- _Instructions for the task_:
Return every line of the entries that includes the word "this".

======== Task data ========

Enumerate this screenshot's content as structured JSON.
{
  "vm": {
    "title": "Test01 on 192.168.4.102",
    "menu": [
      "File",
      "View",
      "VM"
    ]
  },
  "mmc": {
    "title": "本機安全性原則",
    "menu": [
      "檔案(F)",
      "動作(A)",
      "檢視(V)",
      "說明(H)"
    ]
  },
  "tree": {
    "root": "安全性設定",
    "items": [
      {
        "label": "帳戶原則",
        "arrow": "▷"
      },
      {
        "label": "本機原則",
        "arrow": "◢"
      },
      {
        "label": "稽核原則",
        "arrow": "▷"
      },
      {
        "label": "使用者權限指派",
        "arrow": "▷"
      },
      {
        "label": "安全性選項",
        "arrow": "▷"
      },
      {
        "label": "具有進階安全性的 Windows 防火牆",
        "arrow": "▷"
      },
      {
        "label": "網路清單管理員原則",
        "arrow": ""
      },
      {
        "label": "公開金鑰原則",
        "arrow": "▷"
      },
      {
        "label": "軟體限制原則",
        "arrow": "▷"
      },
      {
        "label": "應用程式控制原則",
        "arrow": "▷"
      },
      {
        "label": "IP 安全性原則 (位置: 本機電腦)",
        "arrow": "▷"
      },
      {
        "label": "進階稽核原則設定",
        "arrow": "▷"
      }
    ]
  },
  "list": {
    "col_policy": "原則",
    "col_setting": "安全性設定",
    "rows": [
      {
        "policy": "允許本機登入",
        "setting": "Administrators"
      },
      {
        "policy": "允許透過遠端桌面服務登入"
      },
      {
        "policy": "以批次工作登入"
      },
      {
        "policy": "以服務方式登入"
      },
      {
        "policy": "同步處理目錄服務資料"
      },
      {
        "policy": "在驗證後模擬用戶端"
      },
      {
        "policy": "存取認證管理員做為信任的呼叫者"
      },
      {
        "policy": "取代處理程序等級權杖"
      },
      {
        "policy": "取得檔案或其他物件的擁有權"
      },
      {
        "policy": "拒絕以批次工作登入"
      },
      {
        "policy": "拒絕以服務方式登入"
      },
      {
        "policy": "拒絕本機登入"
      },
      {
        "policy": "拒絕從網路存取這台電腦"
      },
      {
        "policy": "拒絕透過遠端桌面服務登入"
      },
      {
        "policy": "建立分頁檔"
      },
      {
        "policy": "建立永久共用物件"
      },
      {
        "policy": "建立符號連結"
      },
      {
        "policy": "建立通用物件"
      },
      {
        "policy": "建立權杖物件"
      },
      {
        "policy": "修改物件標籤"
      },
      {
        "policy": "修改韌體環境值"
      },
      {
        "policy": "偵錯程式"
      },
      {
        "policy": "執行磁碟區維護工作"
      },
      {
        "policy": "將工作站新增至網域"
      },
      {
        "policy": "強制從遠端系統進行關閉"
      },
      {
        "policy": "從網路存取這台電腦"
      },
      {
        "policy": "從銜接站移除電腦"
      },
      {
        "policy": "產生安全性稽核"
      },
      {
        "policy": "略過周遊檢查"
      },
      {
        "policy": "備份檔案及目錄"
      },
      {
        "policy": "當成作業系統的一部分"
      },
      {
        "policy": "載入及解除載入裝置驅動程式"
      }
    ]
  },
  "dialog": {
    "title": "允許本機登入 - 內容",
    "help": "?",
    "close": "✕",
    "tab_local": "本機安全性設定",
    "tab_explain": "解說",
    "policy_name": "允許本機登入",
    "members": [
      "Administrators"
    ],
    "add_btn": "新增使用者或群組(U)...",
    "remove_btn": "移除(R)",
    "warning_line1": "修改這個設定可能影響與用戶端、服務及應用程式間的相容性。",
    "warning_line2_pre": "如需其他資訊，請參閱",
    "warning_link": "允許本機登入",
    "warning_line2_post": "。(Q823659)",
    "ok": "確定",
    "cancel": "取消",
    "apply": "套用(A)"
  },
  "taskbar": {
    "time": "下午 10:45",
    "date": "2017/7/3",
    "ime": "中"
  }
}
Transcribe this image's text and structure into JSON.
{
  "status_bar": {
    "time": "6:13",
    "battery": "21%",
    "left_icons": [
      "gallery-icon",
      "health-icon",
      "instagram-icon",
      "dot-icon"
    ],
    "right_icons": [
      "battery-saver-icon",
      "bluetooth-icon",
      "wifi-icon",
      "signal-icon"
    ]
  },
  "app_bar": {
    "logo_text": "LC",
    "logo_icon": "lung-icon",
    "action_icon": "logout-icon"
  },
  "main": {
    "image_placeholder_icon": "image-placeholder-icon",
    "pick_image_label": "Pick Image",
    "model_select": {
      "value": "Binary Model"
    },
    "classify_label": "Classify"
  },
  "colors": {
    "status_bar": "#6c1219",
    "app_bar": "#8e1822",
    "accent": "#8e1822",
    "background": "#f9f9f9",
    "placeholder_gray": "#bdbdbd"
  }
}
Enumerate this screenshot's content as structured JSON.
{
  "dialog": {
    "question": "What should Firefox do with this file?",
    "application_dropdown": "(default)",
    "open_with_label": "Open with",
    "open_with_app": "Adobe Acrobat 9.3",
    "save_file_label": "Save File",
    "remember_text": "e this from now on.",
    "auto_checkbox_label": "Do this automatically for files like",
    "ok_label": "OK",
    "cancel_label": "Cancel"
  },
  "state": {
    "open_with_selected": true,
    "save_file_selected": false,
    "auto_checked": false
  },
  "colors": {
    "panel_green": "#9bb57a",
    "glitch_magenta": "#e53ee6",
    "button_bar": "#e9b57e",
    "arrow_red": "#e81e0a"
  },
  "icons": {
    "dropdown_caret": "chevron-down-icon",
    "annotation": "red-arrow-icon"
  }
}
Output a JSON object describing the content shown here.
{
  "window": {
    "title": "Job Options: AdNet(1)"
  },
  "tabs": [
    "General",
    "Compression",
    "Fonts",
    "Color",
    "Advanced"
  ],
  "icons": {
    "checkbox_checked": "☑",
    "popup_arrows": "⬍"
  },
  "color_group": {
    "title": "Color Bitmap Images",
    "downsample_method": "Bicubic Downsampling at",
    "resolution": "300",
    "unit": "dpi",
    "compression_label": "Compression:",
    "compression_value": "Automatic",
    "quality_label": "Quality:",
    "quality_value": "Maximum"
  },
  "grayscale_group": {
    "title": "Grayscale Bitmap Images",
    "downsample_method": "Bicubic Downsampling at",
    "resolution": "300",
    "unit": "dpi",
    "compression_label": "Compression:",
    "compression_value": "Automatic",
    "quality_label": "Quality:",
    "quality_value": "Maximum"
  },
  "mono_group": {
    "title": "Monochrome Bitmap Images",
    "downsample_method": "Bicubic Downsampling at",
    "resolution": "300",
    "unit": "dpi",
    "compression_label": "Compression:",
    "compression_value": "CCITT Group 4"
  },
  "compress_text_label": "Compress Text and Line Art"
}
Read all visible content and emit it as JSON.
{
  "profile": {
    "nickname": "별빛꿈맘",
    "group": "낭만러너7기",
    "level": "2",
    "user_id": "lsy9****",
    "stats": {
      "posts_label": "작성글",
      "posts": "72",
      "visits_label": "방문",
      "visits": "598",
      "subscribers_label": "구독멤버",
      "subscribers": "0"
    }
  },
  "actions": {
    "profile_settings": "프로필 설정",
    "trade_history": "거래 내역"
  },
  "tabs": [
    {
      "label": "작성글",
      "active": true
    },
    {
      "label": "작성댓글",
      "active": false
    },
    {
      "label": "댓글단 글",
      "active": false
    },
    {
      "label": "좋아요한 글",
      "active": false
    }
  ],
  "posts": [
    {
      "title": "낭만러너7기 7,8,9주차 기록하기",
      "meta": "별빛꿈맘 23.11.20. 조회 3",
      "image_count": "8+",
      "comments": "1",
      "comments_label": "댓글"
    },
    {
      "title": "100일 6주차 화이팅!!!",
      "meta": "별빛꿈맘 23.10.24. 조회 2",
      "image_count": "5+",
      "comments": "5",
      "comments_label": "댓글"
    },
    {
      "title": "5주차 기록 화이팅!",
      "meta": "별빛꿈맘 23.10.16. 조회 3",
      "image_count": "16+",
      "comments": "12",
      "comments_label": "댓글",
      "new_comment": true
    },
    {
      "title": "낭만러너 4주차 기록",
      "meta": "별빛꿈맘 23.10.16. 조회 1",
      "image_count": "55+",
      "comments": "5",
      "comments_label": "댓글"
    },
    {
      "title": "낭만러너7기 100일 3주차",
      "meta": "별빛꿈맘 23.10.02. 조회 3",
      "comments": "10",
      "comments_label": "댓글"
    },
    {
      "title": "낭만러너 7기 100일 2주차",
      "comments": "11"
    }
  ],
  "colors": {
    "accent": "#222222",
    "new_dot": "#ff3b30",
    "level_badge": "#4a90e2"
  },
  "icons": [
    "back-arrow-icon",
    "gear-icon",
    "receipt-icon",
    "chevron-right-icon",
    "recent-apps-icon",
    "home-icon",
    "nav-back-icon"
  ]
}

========

- _Result below_:
Enumerate this screenshot's content as structured JSON.
Transcribe this image's text and structure into JSON.
Enumerate this screenshot's content as structured JSON.
    "question": "What should Firefox do with this file?",
    "remember_text": "e this from now on.",
    "auto_checkbox_label": "Do this automatically for files like",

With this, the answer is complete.